The case also confirmed that Directors are entitled to reasonable remuneration.  When the “in principle” dividends were re-characterised as remuneration the Directors successfully argued on a Quantum Meruit basis that they had been paid for work done and at a reasonable rate; this defeated claims brought against them for alleged Transactions at an Undervalue and Misfeasance.

All Liquidators and Administrators have to review payments received by Directors and it is often a point of conflict when a Director that has committed their time exclusively to a business finds themselves under pressure to repay what appear to be either Unlawful Dividends or an Overdrawn Loan Account.

This case may assist a few to successfully defend their position but it is important to create the right circumstances at the time the actual payments are made.

It is also important to bear in mind that this case didn’t consider whether the payments might have been treated as a Preference.  If the Company was insolvent at the date the dividends were declared, unless the reasonable remuneration argument works, it is difficult to see how a Preference claim could be defended if there was an attempt to re-characterised the payments as repayment of a loan made to the Company by the Directors.  The Directors are ordinary creditors and don’t have any better right to be paid than any other creditor.

Dividends over time

Often, when a Company is in financial difficulty and Directors are already creditors they treat their monthly drawings and any other payments to themselves as loan repayments in order to avoid PAYE/NI commitments.  Unfortunately, if a Company then enters Liquidation or Administration, if those payments exceed what can be considered reasonable remuneration, they will almost certainly be capable of being attacked as a Preference.  This is especially the case if they aren’t regular payments or are inordinately large one-off payments.

In most small companies the Directors are employees because they work in the business and exercise executive control and manage its daily affairs.  If a Company becomes insolvent and the Directors become redundant they are likely to be able to make a claim against the Government’s Redundancy Payments Scheme for arrears of wages, unpaid holiday entitlements and even Notice Pay and Redundancy subject to the usual statutory criteria.
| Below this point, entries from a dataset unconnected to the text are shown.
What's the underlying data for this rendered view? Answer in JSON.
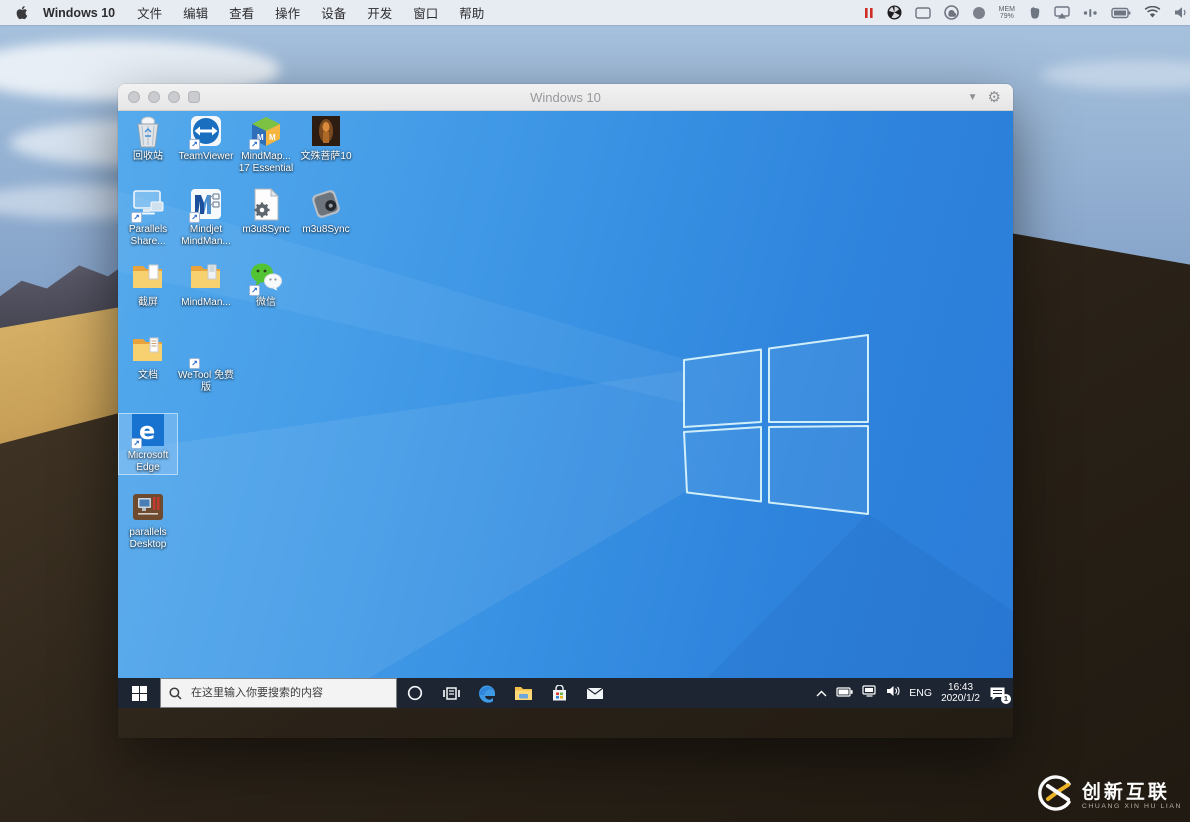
{
  "menubar": {
    "app_name": "Windows 10",
    "menus": [
      {
        "label": "文件"
      },
      {
        "label": "编辑"
      },
      {
        "label": "查看"
      },
      {
        "label": "操作"
      },
      {
        "label": "设备"
      },
      {
        "label": "开发"
      },
      {
        "label": "窗口"
      },
      {
        "label": "帮助"
      }
    ],
    "mem_label": "MEM",
    "mem_value": "79%"
  },
  "window": {
    "title": "Windows 10"
  },
  "desktop_icons": [
    {
      "label": "回收站",
      "icon": "recycle-bin"
    },
    {
      "label": "TeamViewer",
      "icon": "teamviewer"
    },
    {
      "label": "MindMap... 17 Essential",
      "icon": "mindmap-cube"
    },
    {
      "label": "文殊菩萨10",
      "icon": "photo"
    },
    {
      "label": "Parallels Share...",
      "icon": "shared-monitor"
    },
    {
      "label": "Mindjet MindMan...",
      "icon": "mindjet"
    },
    {
      "label": "m3u8Sync",
      "icon": "document-gear"
    },
    {
      "label": "m3u8Sync",
      "icon": "dark-package"
    },
    {
      "label": "截屏",
      "icon": "folder"
    },
    {
      "label": "MindMan...",
      "icon": "folder"
    },
    {
      "label": "微信",
      "icon": "wechat"
    },
    {
      "label": "文档",
      "icon": "folder"
    },
    {
      "label": "WeTool 免费版",
      "icon": "wetool"
    },
    {
      "label": "Microsoft Edge",
      "icon": "edge",
      "selected": true
    },
    {
      "label": "parallels Desktop",
      "icon": "parallels-desktop"
    }
  ],
  "taskbar": {
    "search_placeholder": "在这里输入你要搜索的内容",
    "language": "ENG",
    "time": "16:43",
    "date": "2020/1/2",
    "notification_count": "1"
  },
  "watermark": {
    "title": "创新互联",
    "subtitle": "CHUANG XIN HU LIAN"
  }
}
However, if a Director has an overdrawn loan account balance those claims will be offset and may be rejected.

If you are trying to advise clients how best to treat payments to themselves when their company is facing financial challenges it may be useful to consult with an Insolvency Practitioner.  Taking and following that advice can help to avoid considerable heartache and potential expense at a later stage when it is least welcome.

*Global Corporate v Hale [2017] EWHC 2277 (Ch)